I do think the GG will consent to Harper's possible request to prorogue Parliament.

Gabe said...

Does Harper need to offer the GG a valid reason to prorogue, especially during an economic crisis?

liberazzi said...

Remember that the GG is a Paul Martin appointment, so the CPC might use that against her if she goes the opposition's way on any of these matters.

My feeling is that this will get sorted out by the end of the week, with the CPC rolling out a stimulus package. The opposition then gains a moral victory and basically gets what it wants. The danger for the "coalition" is that if the CPC keeps caving and they still proceed then it does look like a power grab. However, there may be momentum behinds Scott Reid's comments to use this as an opportunity to rid ourselves of Harper, as it looks like the knives are starting to come out.

On a side note, besides PP, is there anyone more annoying in Ottawa than Jane Taber..."You're not answering my question" Good grief! Oh ya I forgot about Barney Rubble and Furious Baird.

liberazzi said...

Some of the comments on WK's site are downright bizzare. Do these freaks not realize that they are really only hurting their own cause?

Anonymous said...

The opposition has nothing to gain from keeping Harper in power.

Based on 3 years of experience, we can expect nothing but bullying, lying, obstruction, and secrecy from the Cons, plus a ridiculous hands-off economic policy.

Layton and Duceppe were proved right in their decision to begin coalition discussions early.

The Conservatives are unfit to govern and have no right to prorogue at a time like this.

The opposition must:

1. hit the media with a clear economic plan that contrasts with the Conservative 'tax cut' and 'asset sale' bullsh!t.

2. put forward a clear agenda for a coalition government.

Harper is on the precipice and must be pushed off.

Doing so will be a HUGE victory for the general progressive agenda.

cls said...

I thought I heard on the CBC today that Harper has to have the consent of all parties before Parliament can be prorogue. Does anyone know the precise rule and where it can be found?

A.C. said...

The GG can do a lot of things. Not to be semantic, but the question is will she? The closest precedent to this situation is in 1926.

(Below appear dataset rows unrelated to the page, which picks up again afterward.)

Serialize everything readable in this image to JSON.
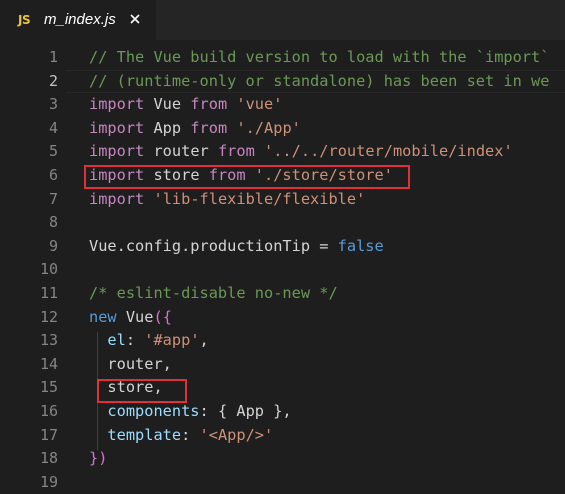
{
  "tab": {
    "icon_label": "JS",
    "title": "m_index.js",
    "close_icon": "close-icon"
  },
  "editor": {
    "active_line": 2,
    "lines": [
      {
        "n": "1",
        "tokens": [
          [
            "com",
            "// The Vue build version to load with the `import`"
          ]
        ]
      },
      {
        "n": "2",
        "tokens": [
          [
            "com",
            "// (runtime-only or standalone) has been set in we"
          ]
        ]
      },
      {
        "n": "3",
        "tokens": [
          [
            "kw2",
            "import"
          ],
          [
            "id",
            " Vue "
          ],
          [
            "kw2",
            "from"
          ],
          [
            "id",
            " "
          ],
          [
            "str",
            "'vue'"
          ]
        ]
      },
      {
        "n": "4",
        "tokens": [
          [
            "kw2",
            "import"
          ],
          [
            "id",
            " App "
          ],
          [
            "kw2",
            "from"
          ],
          [
            "id",
            " "
          ],
          [
            "str",
            "'./App'"
          ]
        ]
      },
      {
        "n": "5",
        "tokens": [
          [
            "kw2",
            "import"
          ],
          [
            "id",
            " router "
          ],
          [
            "kw2",
            "from"
          ],
          [
            "id",
            " "
          ],
          [
            "str",
            "'../../router/mobile/index'"
          ]
        ]
      },
      {
        "n": "6",
        "tokens": [
          [
            "kw2",
            "import"
          ],
          [
            "id",
            " store "
          ],
          [
            "kw2",
            "from"
          ],
          [
            "id",
            " "
          ],
          [
            "str",
            "'./store/store'"
          ]
        ]
      },
      {
        "n": "7",
        "tokens": [
          [
            "kw2",
            "import"
          ],
          [
            "id",
            " "
          ],
          [
            "str",
            "'lib-flexible/flexible'"
          ]
        ]
      },
      {
        "n": "8",
        "tokens": []
      },
      {
        "n": "9",
        "tokens": [
          [
            "id",
            "Vue.config.productionTip = "
          ],
          [
            "kw",
            "false"
          ]
        ]
      },
      {
        "n": "10",
        "tokens": []
      },
      {
        "n": "11",
        "tokens": [
          [
            "com",
            "/* eslint-disable no-new */"
          ]
        ]
      },
      {
        "n": "12",
        "tokens": [
          [
            "kw",
            "new"
          ],
          [
            "id",
            " Vue"
          ],
          [
            "paren",
            "({"
          ]
        ]
      },
      {
        "n": "13",
        "tokens": [
          [
            "id",
            "  "
          ],
          [
            "var",
            "el"
          ],
          [
            "id",
            ": "
          ],
          [
            "str",
            "'#app'"
          ],
          [
            "id",
            ","
          ]
        ]
      },
      {
        "n": "14",
        "tokens": [
          [
            "id",
            "  router,"
          ]
        ]
      },
      {
        "n": "15",
        "tokens": [
          [
            "id",
            "  store,"
          ]
        ]
      },
      {
        "n": "16",
        "tokens": [
          [
            "id",
            "  "
          ],
          [
            "var",
            "components"
          ],
          [
            "id",
            ": { App },"
          ]
        ]
      },
      {
        "n": "17",
        "tokens": [
          [
            "id",
            "  "
          ],
          [
            "var",
            "template"
          ],
          [
            "id",
            ": "
          ],
          [
            "str",
            "'<App/>'"
          ]
        ]
      },
      {
        "n": "18",
        "tokens": [
          [
            "paren",
            "})"
          ]
        ]
      },
      {
        "n": "19",
        "tokens": []
      }
    ]
  },
  "highlights": [
    {
      "label": "import-store-line",
      "line": "6"
    },
    {
      "label": "store-property",
      "line": "15"
    }
  ],
  "colors": {
    "background": "#1e1e1e",
    "keyword_purple": "#c586c0",
    "keyword_blue": "#569cd6",
    "string": "#ce9178",
    "comment": "#6a9955",
    "highlight_box": "#e0303a"
  }
}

King had a working arrangement so that his party (Lib) and the Progressives could act as a minority EVEN though the Conservatives had more seats. Scandal caused the Progressives to leave the informal arrangement, meaning that King would have lost any vote of confidence.

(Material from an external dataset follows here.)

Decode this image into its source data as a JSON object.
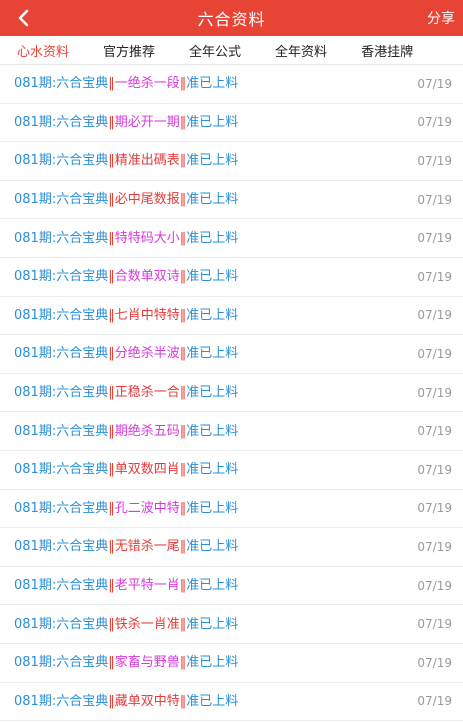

MacKenzie King, realizing that he was about to lose a confidence vote, asked for Parliament to be dissolved, so that an election could take place.

GG Lord Byng refused. He did so on the grounds that another party had more seats than the Liberals, and should be given a chance to govern.

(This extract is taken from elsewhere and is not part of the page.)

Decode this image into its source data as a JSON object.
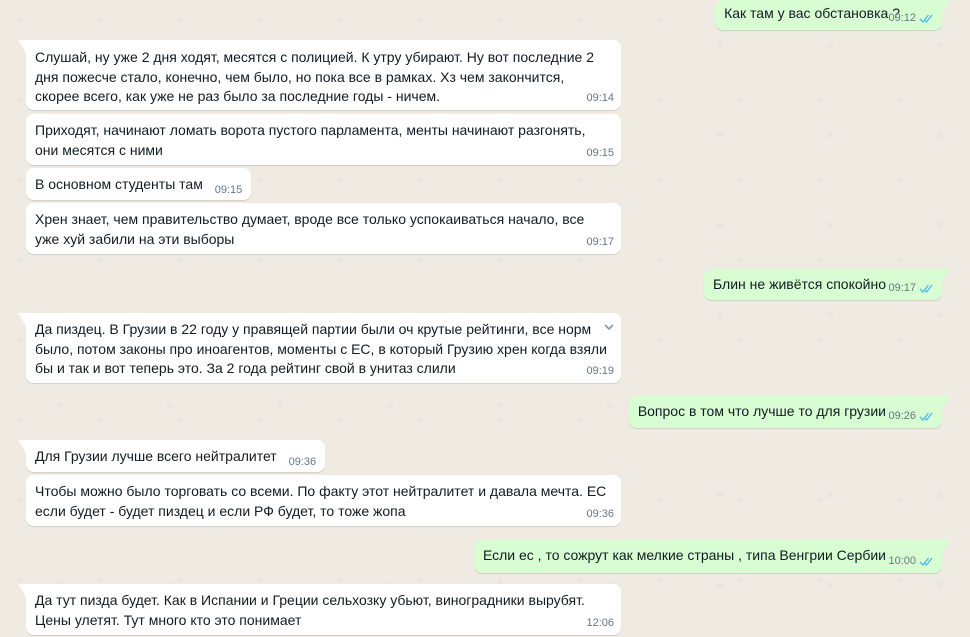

While the parallels are not exact, the GG is there to prevent the manipulation of Parliament and the process when it is clearly undemocratic on a grand scale.

Prorogation of the House in order to avoid a confidence vote one is sure to lose fits that description in my opinion==ESPECIALLY when there is proof that a working coalition can be enacted by the opposition AND the last election was only 6 weeks ago.

Eugene Forsey wrote, "To allow an accused Government to appeal to the electorate before the House can pronounce judgment would be ... fatal to parliamentary government"

While there'd be hell to pay...bloody hell, I believe it could be, and SHOULD be done, and the GG has the power to do so.After all, the main reason we have a GG is to do this sort of heavy lifting :)

Möbius said...

However, there may be momentum behinds Scott Reid's comments to use this as an opportunity to rid ourselves of Harper, as it looks like the knives are starting to come out.

Not sure how this makes sense. Harper vs. Iggy in an election, or Iggy vs. Prentice or some other more charming "non-Harper" candidate? Dion lost because he was Dion, and stubbornly continued running on a carbon tax.

The LPC was already on the road to potential success, so why change enemies?